=== Task brief ===
Exclude the images and repeat all remaining entries exactly.

=== Supplied material ===
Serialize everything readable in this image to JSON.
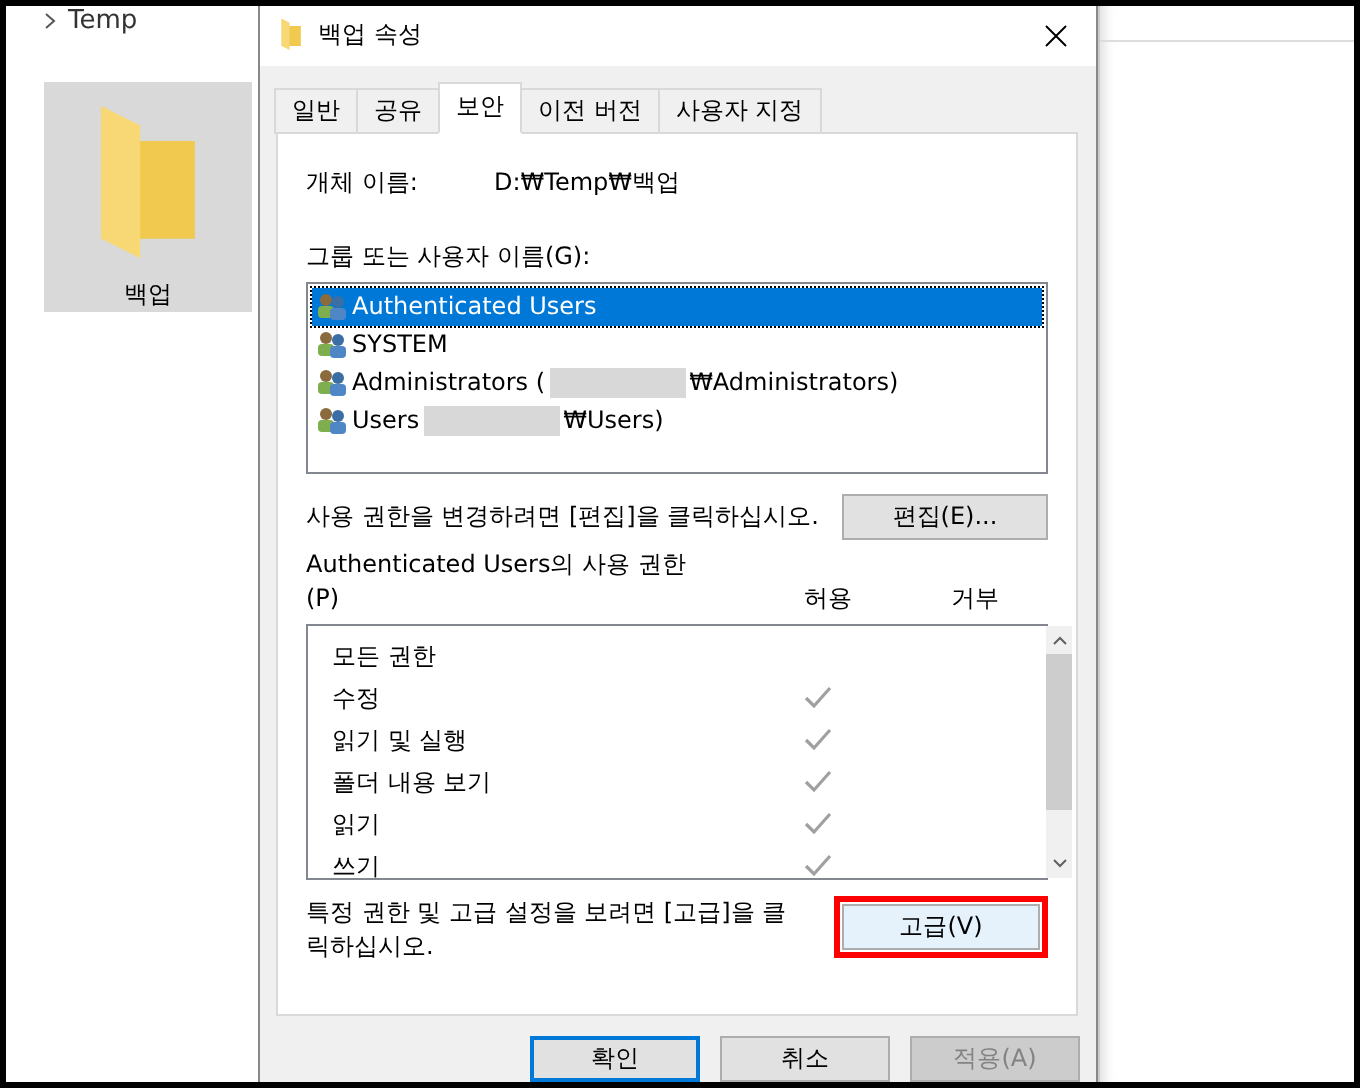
{
  "explorer": {
    "breadcrumb": "Temp",
    "folder": {
      "name": "백업",
      "selected": true
    }
  },
  "dialog": {
    "title": "백업 속성",
    "tabs": [
      {
        "label": "일반",
        "selected": false
      },
      {
        "label": "공유",
        "selected": false
      },
      {
        "label": "보안",
        "selected": true
      },
      {
        "label": "이전 버전",
        "selected": false
      },
      {
        "label": "사용자 지정",
        "selected": false
      }
    ],
    "object_name": {
      "label": "개체 이름:",
      "value": "D:₩Temp₩백업"
    },
    "users_label": "그룹 또는 사용자 이름(G):",
    "users": [
      {
        "text": "Authenticated Users",
        "redacted": false,
        "selected": true
      },
      {
        "text": "SYSTEM",
        "redacted": false,
        "selected": false
      },
      {
        "text": "Administrators (",
        "redacted": true,
        "text_after": "₩Administrators)",
        "selected": false
      },
      {
        "text": "Users",
        "redacted": true,
        "text_after": "₩Users)",
        "selected": false
      }
    ],
    "edit_hint": "사용 권한을 변경하려면 [편집]을 클릭하십시오.",
    "edit_button": "편집(E)...",
    "permissions_title": "Authenticated Users의 사용 권한",
    "permissions_key": "(P)",
    "allow_header": "허용",
    "deny_header": "거부",
    "permissions": [
      {
        "name": "모든 권한",
        "allow": false,
        "deny": false
      },
      {
        "name": "수정",
        "allow": true,
        "deny": false
      },
      {
        "name": "읽기 및 실행",
        "allow": true,
        "deny": false
      },
      {
        "name": "폴더 내용 보기",
        "allow": true,
        "deny": false
      },
      {
        "name": "읽기",
        "allow": true,
        "deny": false
      },
      {
        "name": "쓰기",
        "allow": true,
        "deny": false
      }
    ],
    "advanced_hint": "특정 권한 및 고급 설정을 보려면 [고급]을 클릭하십시오.",
    "advanced_button": {
      "label": "고급(V)",
      "highlighted": true
    },
    "buttons": [
      {
        "label": "확인",
        "kind": "default",
        "disabled": false
      },
      {
        "label": "취소",
        "kind": "normal",
        "disabled": false
      },
      {
        "label": "적용(A)",
        "kind": "normal",
        "disabled": true
      }
    ]
  }
}
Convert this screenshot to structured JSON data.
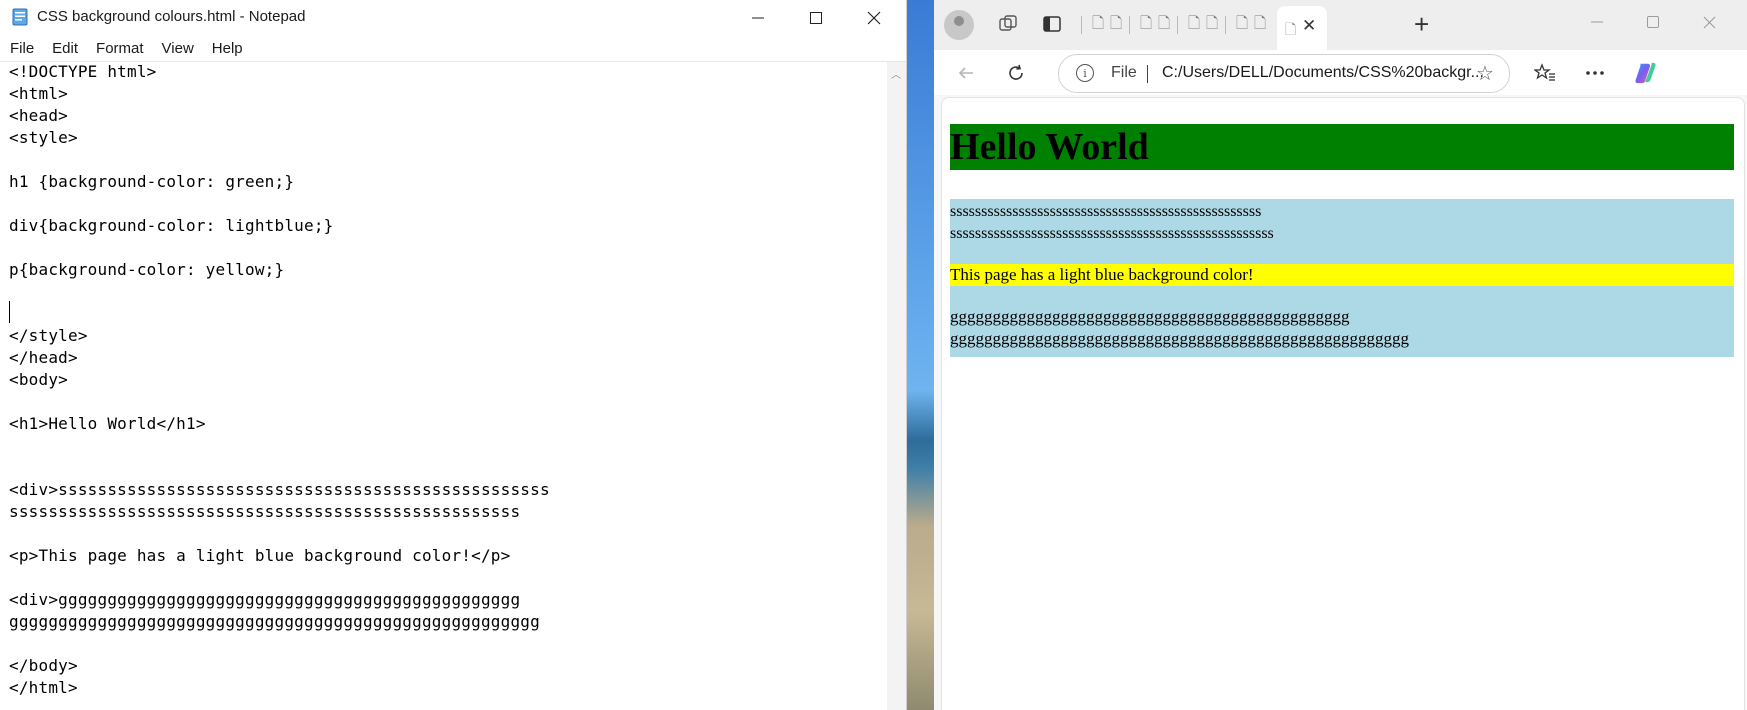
{
  "notepad": {
    "title": "CSS background colours.html - Notepad",
    "menu": [
      "File",
      "Edit",
      "Format",
      "View",
      "Help"
    ],
    "lines": [
      "<!DOCTYPE html>",
      "<html>",
      "<head>",
      "<style>",
      "",
      "h1 {background-color: green;}",
      "",
      "div{background-color: lightblue;}",
      "",
      "p{background-color: yellow;}",
      "",
      "",
      "</style>",
      "</head>",
      "<body>",
      "",
      "<h1>Hello World</h1>",
      "",
      "",
      "<div>ssssssssssssssssssssssssssssssssssssssssssssssssss",
      "ssssssssssssssssssssssssssssssssssssssssssssssssssss",
      "",
      "<p>This page has a light blue background color!</p>",
      "",
      "<div>ggggggggggggggggggggggggggggggggggggggggggggggg",
      "gggggggggggggggggggggggggggggggggggggggggggggggggggggg",
      "",
      "</body>",
      "</html>"
    ]
  },
  "browser": {
    "address_scheme": "File",
    "address_url": "C:/Users/DELL/Documents/CSS%20backgr...",
    "page": {
      "h1_text": "Hello World",
      "h1_bg": "#008000",
      "div_bg": "#add8e6",
      "p_bg": "#ffff00",
      "div1_text": "ssssssssssssssssssssssssssssssssssssssssssssssssss\nssssssssssssssssssssssssssssssssssssssssssssssssssss",
      "p_text": "This page has a light blue background color!",
      "div2_text": "ggggggggggggggggggggggggggggggggggggggggggggggg\ngggggggggggggggggggggggggggggggggggggggggggggggggggggg"
    }
  },
  "icons": {
    "notepad_app": "notepad-icon",
    "minimize": "minimize-icon",
    "maximize": "maximize-icon",
    "close": "close-icon",
    "profile": "profile-avatar-icon",
    "workspaces": "workspaces-icon",
    "tab_actions": "tab-actions-icon",
    "back": "back-arrow-icon",
    "refresh": "refresh-icon",
    "info": "info-icon",
    "favorite": "star-icon",
    "favorites": "favorites-icon",
    "more": "more-icon",
    "copilot": "copilot-icon"
  }
}
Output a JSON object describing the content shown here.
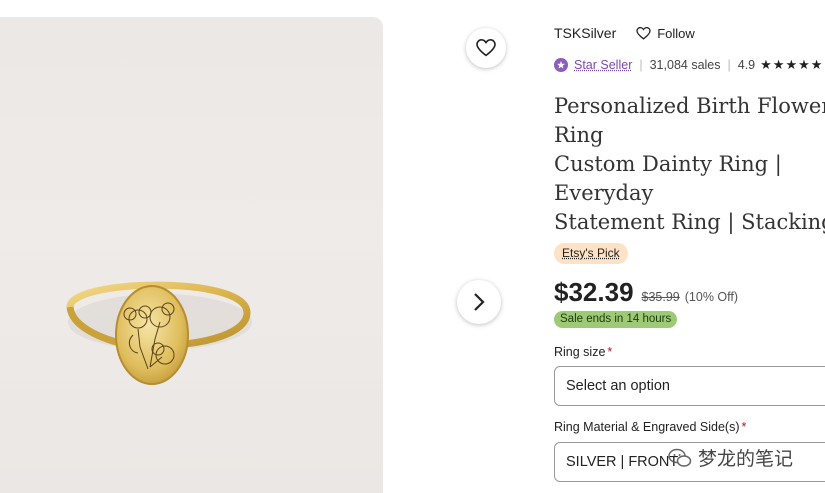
{
  "shop": {
    "name": "TSKSilver",
    "follow_label": "Follow",
    "badge_label": "Star Seller",
    "sales": "31,084 sales",
    "rating": "4.9",
    "stars": "★★★★★"
  },
  "listing": {
    "title": "Personalized Birth Flower Ring\nCustom Dainty Ring | Everyday\nStatement Ring | Stacking Ring\nMinimalist Stacking Ring | Birth\nRing",
    "pick_label": "Etsy's Pick",
    "price": "$32.39",
    "original_price": "$35.99",
    "discount": "(10% Off)",
    "sale_notice": "Sale ends in 14 hours"
  },
  "options": {
    "size_label": "Ring size",
    "size_value": "Select an option",
    "material_label": "Ring Material & Engraved Side(s)",
    "material_value": "SILVER | FRONT",
    "required_mark": "*"
  },
  "watermark": {
    "text": "梦龙的笔记"
  },
  "icons": {
    "favorite": "heart-outline-icon",
    "next": "chevron-right-icon",
    "follow": "heart-outline-icon",
    "star_seller": "star-badge-icon",
    "watermark": "wechat-icon"
  },
  "colors": {
    "star_seller": "#7c4aa8",
    "pick_bg": "#fde2c6",
    "sale_bg": "#9ec977",
    "required": "#a61a2e",
    "ring_gold": "#d9b24a"
  }
}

=== Completed exercise ===
Serialize everything readable in this image to JSON.
{
  "explorer": {
    "breadcrumb": "Temp",
    "folder": {
      "name": "백업",
      "selected": true
    }
  },
  "dialog": {
    "title": "백업 속성",
    "tabs": [
      {
        "label": "일반",
        "selected": false
      },
      {
        "label": "공유",
        "selected": false
      },
      {
        "label": "보안",
        "selected": true
      },
      {
        "label": "이전 버전",
        "selected": false
      },
      {
        "label": "사용자 지정",
        "selected": false
      }
    ],
    "object_name": {
      "label": "개체 이름:",
      "value": "D:₩Temp₩백업"
    },
    "users_label": "그룹 또는 사용자 이름(G):",
    "users": [
      {
        "text": "Authenticated Users",
        "redacted": false,
        "selected": true
      },
      {
        "text": "SYSTEM",
        "redacted": false,
        "selected": false
      },
      {
        "text": "Administrators (",
        "redacted": true,
        "text_after": "₩Administrators)",
        "selected": false
      },
      {
        "text": "Users",
        "redacted": true,
        "text_after": "₩Users)",
        "selected": false
      }
    ],
    "edit_hint": "사용 권한을 변경하려면 [편집]을 클릭하십시오.",
    "edit_button": "편집(E)...",
    "permissions_title": "Authenticated Users의 사용 권한",
    "permissions_key": "(P)",
    "allow_header": "허용",
    "deny_header": "거부",
    "permissions": [
      {
        "name": "모든 권한",
        "allow": false,
        "deny": false
      },
      {
        "name": "수정",
        "allow": true,
        "deny": false
      },
      {
        "name": "읽기 및 실행",
        "allow": true,
        "deny": false
      },
      {
        "name": "폴더 내용 보기",
        "allow": true,
        "deny": false
      },
      {
        "name": "읽기",
        "allow": true,
        "deny": false
      },
      {
        "name": "쓰기",
        "allow": true,
        "deny": false
      }
    ],
    "advanced_hint": "특정 권한 및 고급 설정을 보려면 [고급]을 클릭하십시오.",
    "advanced_button": {
      "label": "고급(V)",
      "highlighted": true
    },
    "buttons": [
      {
        "label": "확인",
        "kind": "default",
        "disabled": false
      },
      {
        "label": "취소",
        "kind": "normal",
        "disabled": false
      },
      {
        "label": "적용(A)",
        "kind": "normal",
        "disabled": true
      }
    ]
  }
}
Convert this screenshot to structured JSON data.
{
  "notepad": {
    "title": "CSS background colours.html - Notepad",
    "menu": [
      "File",
      "Edit",
      "Format",
      "View",
      "Help"
    ],
    "lines": [
      "<!DOCTYPE html>",
      "<html>",
      "<head>",
      "<style>",
      "",
      "h1 {background-color: green;}",
      "",
      "div{background-color: lightblue;}",
      "",
      "p{background-color: yellow;}",
      "",
      "",
      "</style>",
      "</head>",
      "<body>",
      "",
      "<h1>Hello World</h1>",
      "",
      "",
      "<div>ssssssssssssssssssssssssssssssssssssssssssssssssss",
      "ssssssssssssssssssssssssssssssssssssssssssssssssssss",
      "",
      "<p>This page has a light blue background color!</p>",
      "",
      "<div>ggggggggggggggggggggggggggggggggggggggggggggggg",
      "gggggggggggggggggggggggggggggggggggggggggggggggggggggg",
      "",
      "</body>",
      "</html>"
    ]
  },
  "browser": {
    "address_scheme": "File",
    "address_url": "C:/Users/DELL/Documents/CSS%20backgr...",
    "page": {
      "h1_text": "Hello World",
      "h1_bg": "#008000",
      "div_bg": "#add8e6",
      "p_bg": "#ffff00",
      "div1_text": "ssssssssssssssssssssssssssssssssssssssssssssssssss\nssssssssssssssssssssssssssssssssssssssssssssssssssss",
      "p_text": "This page has a light blue background color!",
      "div2_text": "ggggggggggggggggggggggggggggggggggggggggggggggg\ngggggggggggggggggggggggggggggggggggggggggggggggggggggg"
    }
  },
  "icons": {
    "notepad_app": "notepad-icon",
    "minimize": "minimize-icon",
    "maximize": "maximize-icon",
    "close": "close-icon",
    "profile": "profile-avatar-icon",
    "workspaces": "workspaces-icon",
    "tab_actions": "tab-actions-icon",
    "back": "back-arrow-icon",
    "refresh": "refresh-icon",
    "info": "info-icon",
    "favorite": "star-icon",
    "favorites": "favorites-icon",
    "more": "more-icon",
    "copilot": "copilot-icon"
  }
}
Output a JSON object describing the content shown here.
{
  "shop": {
    "name": "TSKSilver",
    "follow_label": "Follow",
    "badge_label": "Star Seller",
    "sales": "31,084 sales",
    "rating": "4.9",
    "stars": "★★★★★"
  },
  "listing": {
    "title": "Personalized Birth Flower Ring\nCustom Dainty Ring | Everyday\nStatement Ring | Stacking Ring\nMinimalist Stacking Ring | Birth\nRing",
    "pick_label": "Etsy's Pick",
    "price": "$32.39",
    "original_price": "$35.99",
    "discount": "(10% Off)",
    "sale_notice": "Sale ends in 14 hours"
  },
  "options": {
    "size_label": "Ring size",
    "size_value": "Select an option",
    "material_label": "Ring Material & Engraved Side(s)",
    "material_value": "SILVER | FRONT",
    "required_mark": "*"
  },
  "watermark": {
    "text": "梦龙的笔记"
  },
  "icons": {
    "favorite": "heart-outline-icon",
    "next": "chevron-right-icon",
    "follow": "heart-outline-icon",
    "star_seller": "star-badge-icon",
    "watermark": "wechat-icon"
  },
  "colors": {
    "star_seller": "#7c4aa8",
    "pick_bg": "#fde2c6",
    "sale_bg": "#9ec977",
    "required": "#a61a2e",
    "ring_gold": "#d9b24a"
  }
}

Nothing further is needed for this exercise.